What to produce | Check the material that follows for the word "vivero" and say how many lines contain it, with no other words.
Start of Block
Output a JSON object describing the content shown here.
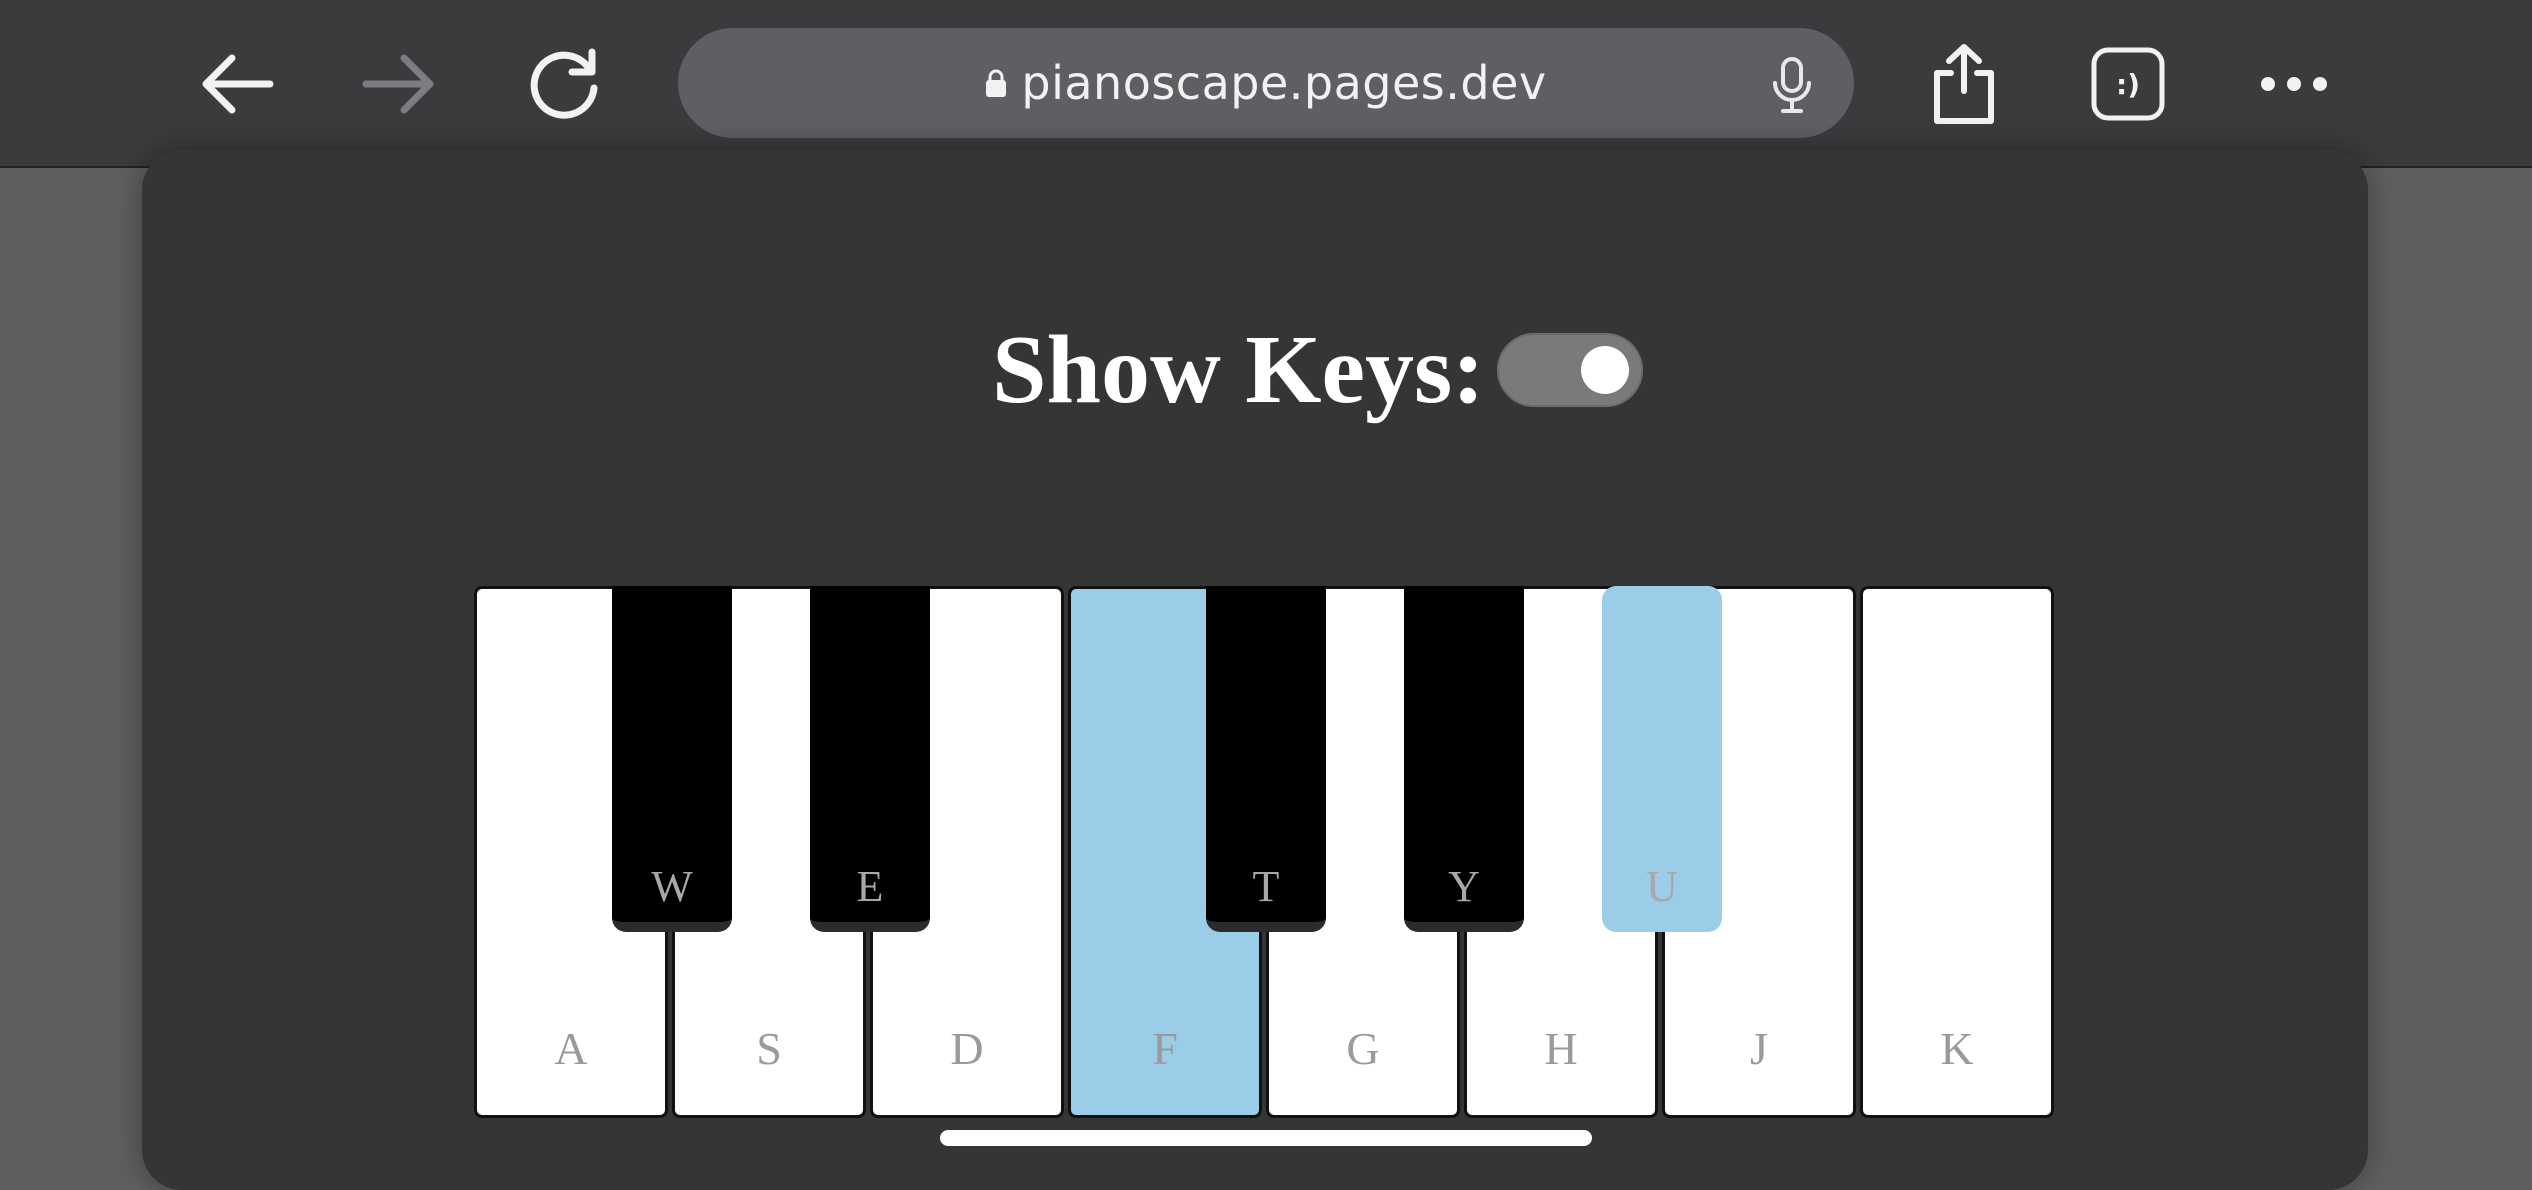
{
  "browser": {
    "url": "pianoscape.pages.dev",
    "back_icon": "arrow-left-icon",
    "forward_icon": "arrow-right-icon",
    "reload_icon": "reload-icon",
    "mic_icon": "microphone-icon",
    "share_icon": "share-icon",
    "tabs_icon": "tabs-icon",
    "tabs_glyph": ":)",
    "more_icon": "more-icon",
    "forward_enabled": false
  },
  "page": {
    "show_keys_label": "Show Keys:",
    "show_keys_enabled": true
  },
  "piano": {
    "white_keys": [
      {
        "label": "A",
        "active": false
      },
      {
        "label": "S",
        "active": false
      },
      {
        "label": "D",
        "active": false
      },
      {
        "label": "F",
        "active": true
      },
      {
        "label": "G",
        "active": false
      },
      {
        "label": "H",
        "active": false
      },
      {
        "label": "J",
        "active": false
      },
      {
        "label": "K",
        "active": false
      }
    ],
    "black_keys": [
      {
        "label": "W",
        "active": false
      },
      {
        "label": "E",
        "active": false
      },
      {
        "label": "T",
        "active": false
      },
      {
        "label": "Y",
        "active": false
      },
      {
        "label": "U",
        "active": true
      }
    ]
  },
  "colors": {
    "active_key": "#9bcde8",
    "page_background": "#353535",
    "toolbar_background": "#3a3b3d"
  }
}
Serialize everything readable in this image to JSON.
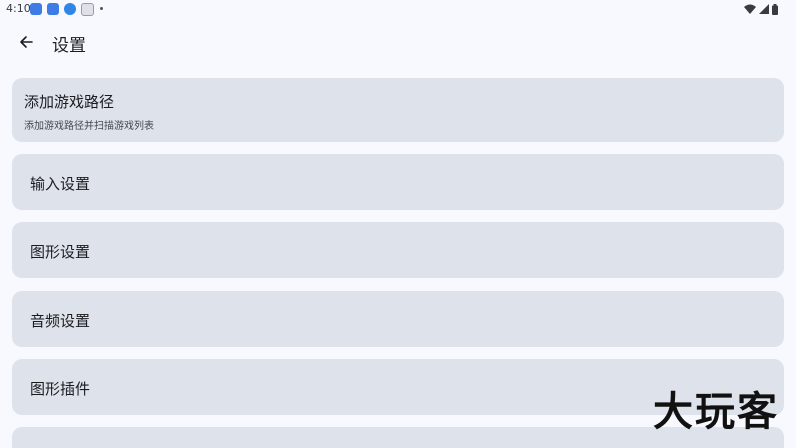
{
  "status_bar": {
    "time": "4:10",
    "icons": [
      "app-notification-icon",
      "app-notification-icon",
      "download-icon",
      "shield-icon",
      "dot-icon",
      "wifi-icon",
      "signal-icon",
      "battery-icon"
    ]
  },
  "app_bar": {
    "back_icon": "arrow-left-icon",
    "title": "设置"
  },
  "settings": {
    "items": [
      {
        "title": "添加游戏路径",
        "subtitle": "添加游戏路径并扫描游戏列表"
      },
      {
        "title": "输入设置"
      },
      {
        "title": "图形设置"
      },
      {
        "title": "音频设置"
      },
      {
        "title": "图形插件"
      }
    ]
  },
  "watermark": {
    "text": "大玩客"
  },
  "colors": {
    "background": "#f8f9ff",
    "card": "#dee2ea",
    "text": "#1b1c20",
    "subtitle": "#45474d"
  }
}
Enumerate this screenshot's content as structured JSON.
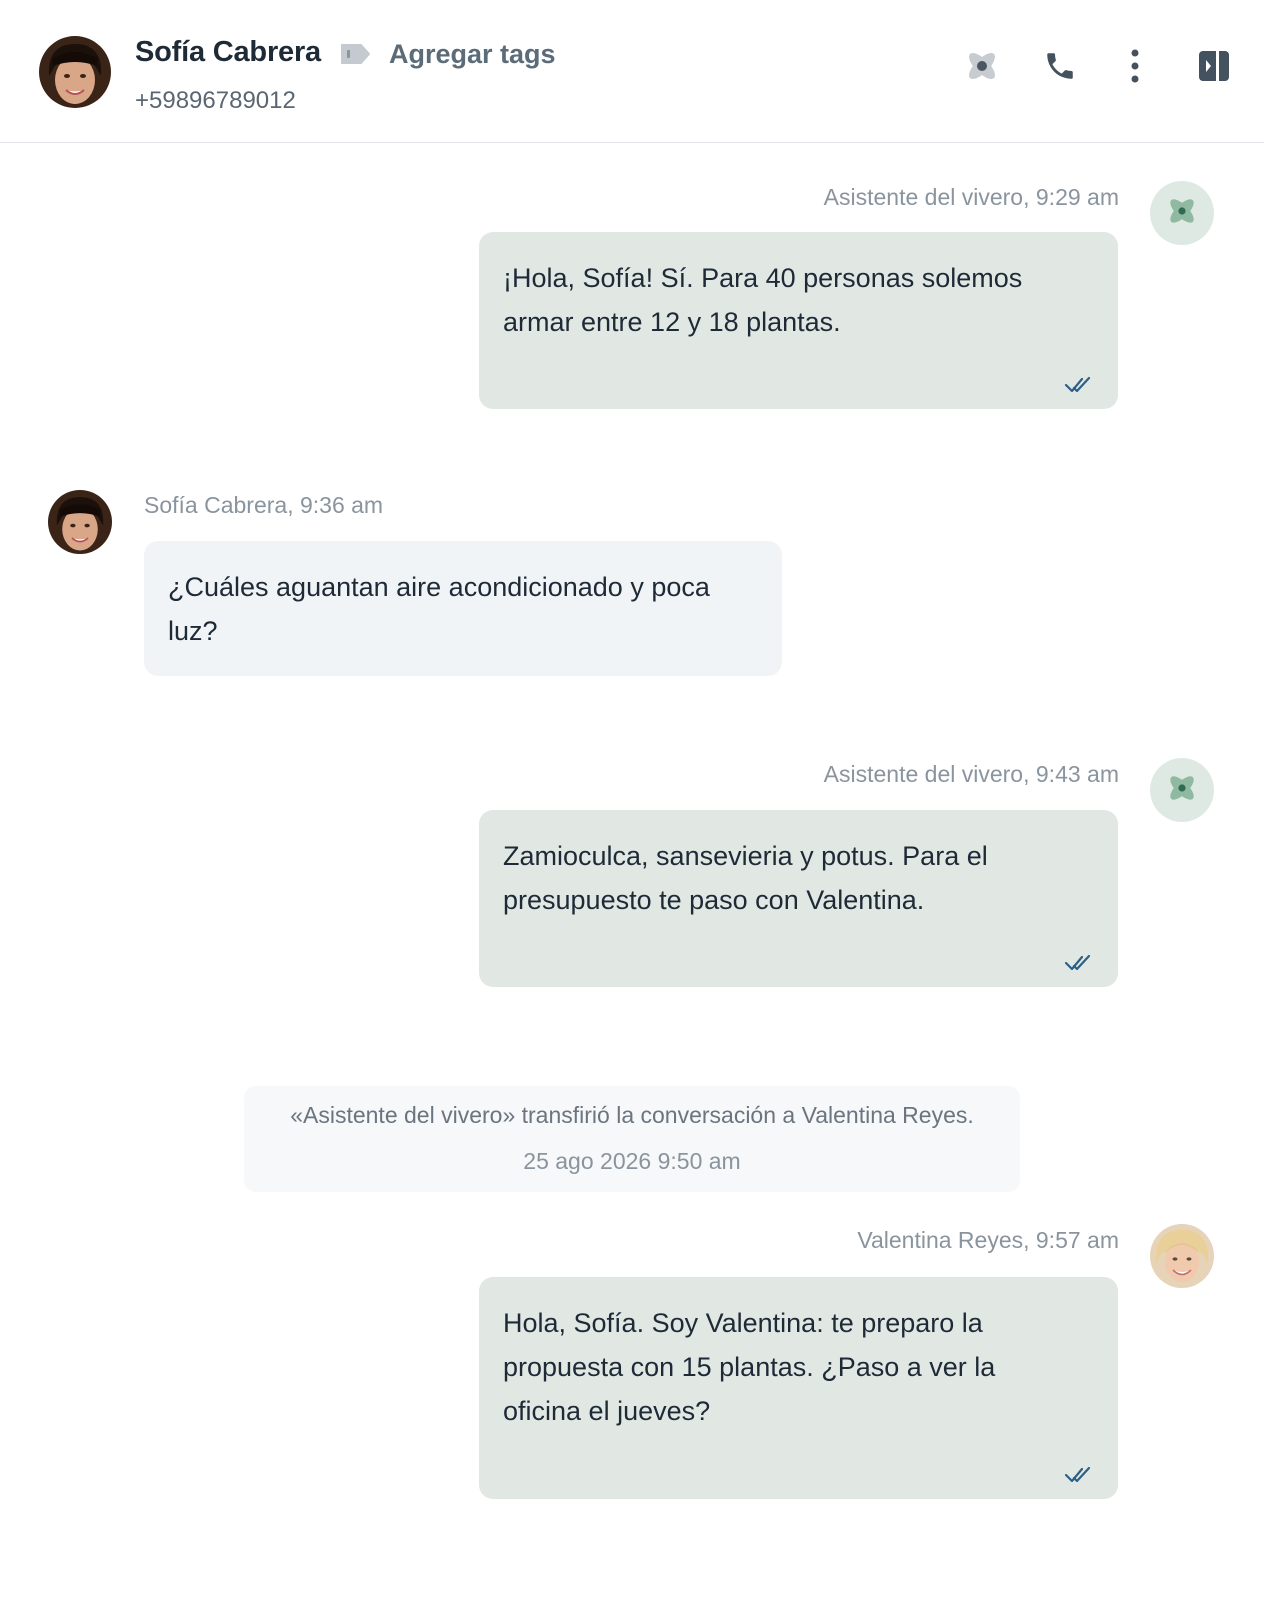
{
  "contact": {
    "name": "Sofía Cabrera",
    "phone": "+59896789012",
    "add_tags_label": "Agregar tags"
  },
  "header_actions": {
    "icons": [
      "bot-icon",
      "phone-icon",
      "more-vertical-icon",
      "sidebar-toggle-icon"
    ]
  },
  "messages": [
    {
      "author": "Asistente del vivero",
      "meta": "Asistente del vivero, 9:29 am",
      "text": "¡Hola, Sofía! Sí. Para 40 personas solemos armar entre 12 y 18 plantas.",
      "direction": "out",
      "status_icon": "double-check-icon"
    },
    {
      "author": "Sofía Cabrera",
      "meta": "Sofía Cabrera, 9:36 am",
      "text": "¿Cuáles aguantan aire acondicionado y poca luz?",
      "direction": "in"
    },
    {
      "author": "Asistente del vivero",
      "meta": "Asistente del vivero, 9:43 am",
      "text": "Zamioculca, sansevieria y potus. Para el presupuesto te paso con Valentina.",
      "direction": "out",
      "status_icon": "double-check-icon"
    },
    {
      "author": "Valentina Reyes",
      "meta": "Valentina Reyes, 9:57 am",
      "text": "Hola, Sofía. Soy Valentina: te preparo la propuesta con 15 plantas. ¿Paso a ver la oficina el jueves?",
      "direction": "out",
      "status_icon": "double-check-icon"
    }
  ],
  "system_note": {
    "text": "«Asistente del vivero» transfirió la conversación a Valentina Reyes.",
    "timestamp": "25 ago 2026 9:50 am"
  },
  "colors": {
    "accent_green": "#2f6b4f",
    "outgoing_bubble": "#e1e8e4",
    "incoming_bubble": "#f1f4f6",
    "check_blue": "#2f5f86"
  }
}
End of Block
Result of the exercise | 5